> **Your assignment**: Write the data out again so that it matches word for word.

Data extracted from a collection
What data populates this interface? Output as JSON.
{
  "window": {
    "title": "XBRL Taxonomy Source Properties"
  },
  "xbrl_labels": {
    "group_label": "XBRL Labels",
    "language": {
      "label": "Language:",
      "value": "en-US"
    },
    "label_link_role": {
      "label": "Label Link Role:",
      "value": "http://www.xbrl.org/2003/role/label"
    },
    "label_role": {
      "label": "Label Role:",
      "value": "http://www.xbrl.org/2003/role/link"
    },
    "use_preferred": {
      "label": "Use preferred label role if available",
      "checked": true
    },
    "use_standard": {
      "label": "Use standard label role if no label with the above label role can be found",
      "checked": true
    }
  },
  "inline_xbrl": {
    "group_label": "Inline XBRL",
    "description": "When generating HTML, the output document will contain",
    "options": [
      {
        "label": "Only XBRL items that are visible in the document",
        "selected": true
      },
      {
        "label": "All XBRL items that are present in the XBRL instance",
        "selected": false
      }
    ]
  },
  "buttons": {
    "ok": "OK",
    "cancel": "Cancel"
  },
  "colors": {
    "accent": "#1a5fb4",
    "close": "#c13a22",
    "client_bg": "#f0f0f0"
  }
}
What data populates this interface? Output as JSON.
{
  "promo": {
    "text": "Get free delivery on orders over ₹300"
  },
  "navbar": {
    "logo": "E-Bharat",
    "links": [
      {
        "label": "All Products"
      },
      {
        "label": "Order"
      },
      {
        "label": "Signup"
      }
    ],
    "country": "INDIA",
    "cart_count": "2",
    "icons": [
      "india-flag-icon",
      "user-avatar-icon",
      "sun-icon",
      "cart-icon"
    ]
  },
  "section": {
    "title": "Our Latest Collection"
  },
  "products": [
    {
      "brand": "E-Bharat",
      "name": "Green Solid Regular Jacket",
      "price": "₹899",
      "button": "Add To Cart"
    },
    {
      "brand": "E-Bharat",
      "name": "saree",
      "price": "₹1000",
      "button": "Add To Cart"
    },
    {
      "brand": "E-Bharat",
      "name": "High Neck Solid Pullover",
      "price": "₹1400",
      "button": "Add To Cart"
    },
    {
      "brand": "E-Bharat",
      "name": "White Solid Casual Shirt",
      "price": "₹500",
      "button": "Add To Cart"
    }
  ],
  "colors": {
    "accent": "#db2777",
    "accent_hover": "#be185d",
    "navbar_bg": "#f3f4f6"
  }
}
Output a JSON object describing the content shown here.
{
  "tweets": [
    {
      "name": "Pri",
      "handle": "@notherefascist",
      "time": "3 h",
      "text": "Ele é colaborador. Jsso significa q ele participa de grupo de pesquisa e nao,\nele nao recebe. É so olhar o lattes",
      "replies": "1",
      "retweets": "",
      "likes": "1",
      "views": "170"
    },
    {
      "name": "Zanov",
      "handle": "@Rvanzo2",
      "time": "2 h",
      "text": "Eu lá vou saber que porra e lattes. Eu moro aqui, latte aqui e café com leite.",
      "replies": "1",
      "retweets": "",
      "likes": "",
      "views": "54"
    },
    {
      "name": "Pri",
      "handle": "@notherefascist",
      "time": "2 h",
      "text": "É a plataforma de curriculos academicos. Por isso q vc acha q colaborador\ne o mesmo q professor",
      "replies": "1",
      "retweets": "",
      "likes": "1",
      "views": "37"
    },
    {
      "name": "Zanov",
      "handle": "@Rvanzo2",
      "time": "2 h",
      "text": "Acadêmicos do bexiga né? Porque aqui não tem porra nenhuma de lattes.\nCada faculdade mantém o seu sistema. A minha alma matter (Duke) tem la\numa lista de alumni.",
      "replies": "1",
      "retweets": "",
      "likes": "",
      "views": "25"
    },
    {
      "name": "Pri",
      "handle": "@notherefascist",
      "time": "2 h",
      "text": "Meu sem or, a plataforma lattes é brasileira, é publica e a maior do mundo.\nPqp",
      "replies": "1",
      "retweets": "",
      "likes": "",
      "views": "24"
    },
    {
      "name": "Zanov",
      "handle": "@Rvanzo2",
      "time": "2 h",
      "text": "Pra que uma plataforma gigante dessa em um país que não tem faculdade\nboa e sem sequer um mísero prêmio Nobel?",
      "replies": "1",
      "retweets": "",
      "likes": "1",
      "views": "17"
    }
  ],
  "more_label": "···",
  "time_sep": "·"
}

> **Final answer**:
What data populates this interface? Output as JSON.
{
  "window": {
    "title": "XBRL Taxonomy Source Properties"
  },
  "xbrl_labels": {
    "group_label": "XBRL Labels",
    "language": {
      "label": "Language:",
      "value": "en-US"
    },
    "label_link_role": {
      "label": "Label Link Role:",
      "value": "http://www.xbrl.org/2003/role/label"
    },
    "label_role": {
      "label": "Label Role:",
      "value": "http://www.xbrl.org/2003/role/link"
    },
    "use_preferred": {
      "label": "Use preferred label role if available",
      "checked": true
    },
    "use_standard": {
      "label": "Use standard label role if no label with the above label role can be found",
      "checked": true
    }
  },
  "inline_xbrl": {
    "group_label": "Inline XBRL",
    "description": "When generating HTML, the output document will contain",
    "options": [
      {
        "label": "Only XBRL items that are visible in the document",
        "selected": true
      },
      {
        "label": "All XBRL items that are present in the XBRL instance",
        "selected": false
      }
    ]
  },
  "buttons": {
    "ok": "OK",
    "cancel": "Cancel"
  },
  "colors": {
    "accent": "#1a5fb4",
    "close": "#c13a22",
    "client_bg": "#f0f0f0"
  }
}
What data populates this interface? Output as JSON.
{
  "promo": {
    "text": "Get free delivery on orders over ₹300"
  },
  "navbar": {
    "logo": "E-Bharat",
    "links": [
      {
        "label": "All Products"
      },
      {
        "label": "Order"
      },
      {
        "label": "Signup"
      }
    ],
    "country": "INDIA",
    "cart_count": "2",
    "icons": [
      "india-flag-icon",
      "user-avatar-icon",
      "sun-icon",
      "cart-icon"
    ]
  },
  "section": {
    "title": "Our Latest Collection"
  },
  "products": [
    {
      "brand": "E-Bharat",
      "name": "Green Solid Regular Jacket",
      "price": "₹899",
      "button": "Add To Cart"
    },
    {
      "brand": "E-Bharat",
      "name": "saree",
      "price": "₹1000",
      "button": "Add To Cart"
    },
    {
      "brand": "E-Bharat",
      "name": "High Neck Solid Pullover",
      "price": "₹1400",
      "button": "Add To Cart"
    },
    {
      "brand": "E-Bharat",
      "name": "White Solid Casual Shirt",
      "price": "₹500",
      "button": "Add To Cart"
    }
  ],
  "colors": {
    "accent": "#db2777",
    "accent_hover": "#be185d",
    "navbar_bg": "#f3f4f6"
  }
}
Output a JSON object describing the content shown here.
{
  "tweets": [
    {
      "name": "Pri",
      "handle": "@notherefascist",
      "time": "3 h",
      "text": "Ele é colaborador. Jsso significa q ele participa de grupo de pesquisa e nao,\nele nao recebe. É so olhar o lattes",
      "replies": "1",
      "retweets": "",
      "likes": "1",
      "views": "170"
    },
    {
      "name": "Zanov",
      "handle": "@Rvanzo2",
      "time": "2 h",
      "text": "Eu lá vou saber que porra e lattes. Eu moro aqui, latte aqui e café com leite.",
      "replies": "1",
      "retweets": "",
      "likes": "",
      "views": "54"
    },
    {
      "name": "Pri",
      "handle": "@notherefascist",
      "time": "2 h",
      "text": "É a plataforma de curriculos academicos. Por isso q vc acha q colaborador\ne o mesmo q professor",
      "replies": "1",
      "retweets": "",
      "likes": "1",
      "views": "37"
    },
    {
      "name": "Zanov",
      "handle": "@Rvanzo2",
      "time": "2 h",
      "text": "Acadêmicos do bexiga né? Porque aqui não tem porra nenhuma de lattes.\nCada faculdade mantém o seu sistema. A minha alma matter (Duke) tem la\numa lista de alumni.",
      "replies": "1",
      "retweets": "",
      "likes": "",
      "views": "25"
    },
    {
      "name": "Pri",
      "handle": "@notherefascist",
      "time": "2 h",
      "text": "Meu sem or, a plataforma lattes é brasileira, é publica e a maior do mundo.\nPqp",
      "replies": "1",
      "retweets": "",
      "likes": "",
      "views": "24"
    },
    {
      "name": "Zanov",
      "handle": "@Rvanzo2",
      "time": "2 h",
      "text": "Pra que uma plataforma gigante dessa em um país que não tem faculdade\nboa e sem sequer um mísero prêmio Nobel?",
      "replies": "1",
      "retweets": "",
      "likes": "1",
      "views": "17"
    }
  ],
  "more_label": "···",
  "time_sep": "·"
}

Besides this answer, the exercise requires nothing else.